The defendant town also contends that it appears from the facts found that the plaintiff did not comply with the terms of the statute in question. To secure this exemption it should appear that the plaintiff fairly complied with the conditions of the statute under which the exemption was claimed. The plaintiff's land was reasonably adapted for a tree plantation. The size and character of the trees were approved by the State forester and other expert foresters. They were planted in number and manner which met with the sanction of competent and proper authorities. The plaintiff continued this tract of land as a tree plantation from the spring of 1912 until the commencement of this action in March, 1914. Before October 1st, 1913, he had made an application to the State forester, claiming the exemption of this land from taxation. This official, after an extensive inquiry and consultation with the Attorney-General of the State, issued a certificate of exemption in compliance with the law.
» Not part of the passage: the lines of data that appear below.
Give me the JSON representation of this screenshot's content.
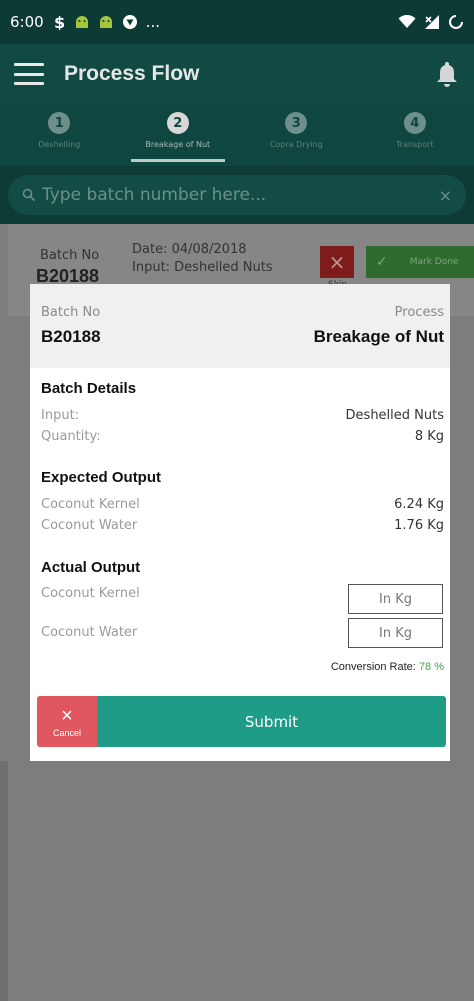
{
  "status_bar": {
    "time": "6:00",
    "more": "..."
  },
  "app_bar": {
    "title": "Process Flow"
  },
  "stepper": {
    "steps": [
      {
        "number": "1",
        "label": "Deshelling"
      },
      {
        "number": "2",
        "label": "Breakage of Nut"
      },
      {
        "number": "3",
        "label": "Copra Drying"
      },
      {
        "number": "4",
        "label": "Transport"
      }
    ],
    "active_index": 1
  },
  "search": {
    "placeholder": "Type batch number here...",
    "clear": "×"
  },
  "batch_card": {
    "batch_no_label": "Batch No",
    "batch_no": "B20188",
    "date": "Date: 04/08/2018",
    "input": "Input: Deshelled Nuts",
    "skip_icon": "×",
    "skip_label": "Skip",
    "mark_done_icon": "✓",
    "mark_done_label": "Mark Done"
  },
  "dialog": {
    "batch_no_label": "Batch No",
    "batch_no": "B20188",
    "process_label": "Process",
    "process": "Breakage of Nut",
    "batch_details": {
      "title": "Batch Details",
      "input_label": "Input:",
      "input_value": "Deshelled Nuts",
      "quantity_label": "Quantity:",
      "quantity_value": "8 Kg"
    },
    "expected_output": {
      "title": "Expected Output",
      "items": [
        {
          "label": "Coconut Kernel",
          "value": "6.24 Kg"
        },
        {
          "label": "Coconut Water",
          "value": "1.76 Kg"
        }
      ]
    },
    "actual_output": {
      "title": "Actual Output",
      "items": [
        {
          "label": "Coconut Kernel",
          "placeholder": "In Kg"
        },
        {
          "label": "Coconut Water",
          "placeholder": "In Kg"
        }
      ]
    },
    "conversion": {
      "label": "Conversion Rate:",
      "value": "78 %"
    },
    "cancel": {
      "icon": "×",
      "label": "Cancel"
    },
    "submit_label": "Submit"
  },
  "colors": {
    "primary_dark": "#0e3a35",
    "primary": "#114a43",
    "accent_teal": "#1f9c88",
    "cancel_red": "#e0575f",
    "conversion_green": "#41a34a"
  }
}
It is not for us to determine whether or not the plaintiff may not forfeit his right to immunity from taxation by a failure to continue his property as a tree plantation in compliance with the Act of 1911. It is sufficient to say that under the conditions as they existed October 1st, 1913, the court below was fully warranted in reaching the conclusion that the plaintiff had fully complied with this legislative enactment, and that this land was exempt from taxation at that time.